|International Classification||A61F2/958, A61M29/02|
|Cooperative Classification||A61M2025/1079, A61M25/10, A61M29/02, A61M2025/1081|
|Aug 16, 1993||AS||Assignment|
Owner name: PLUNKETT, DIANNE M.
Free format text: ASSIGNMENT OF ASSIGNORS INTEREST;ASSIGNORS:JUNG, EUGENE J., JR.;SASAMINE, KAZUO;REEL/FRAME:006656/0232;SIGNING DATES FROM 19930712 TO 19930804
|Jun 17, 1994||AS||Assignment|
Owner name: MEDTRONIC, INC., MINNESOTA
Free format text: CORRECTIVE ASSIGNMENT PREVIOUSLY RECORDED ON REEL 6656, FRAMES 233;ASSIGNORS:JUNG, EUGENE J., JR.;SASAMINE, KAZUO;REEL/FRAME:007048/0641
Effective date: 19930804
|Mar 27, 1998||FPAY||Fee payment|
Year of fee payment: 4
|Apr 23, 2002||REMI||Maintenance fee reminder mailed|
|Oct 4, 2002||LAPS||Lapse for failure to pay maintenance fees|

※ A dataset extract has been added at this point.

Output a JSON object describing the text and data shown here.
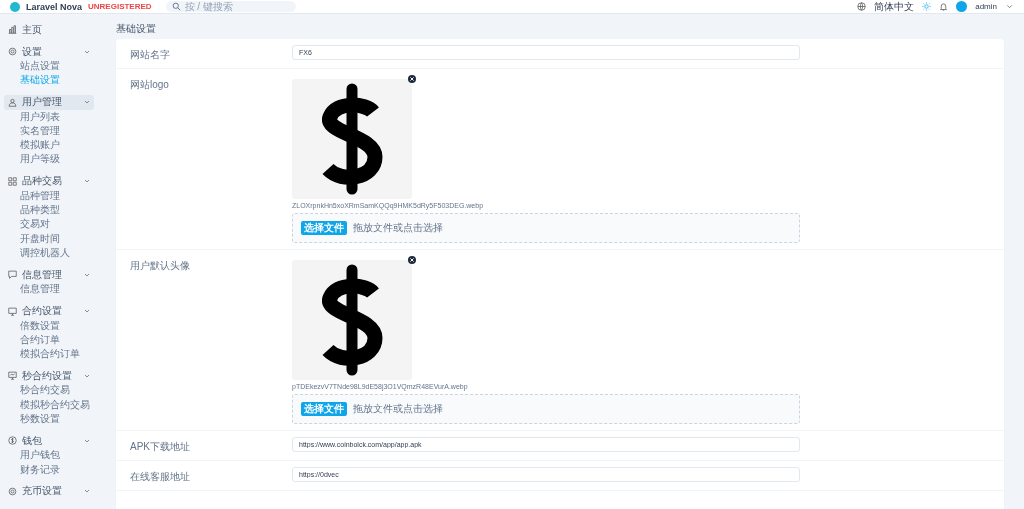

|Dec 3, 2002||FP||Expired due to failure to pay maintenance fee|
Effective date: 20021004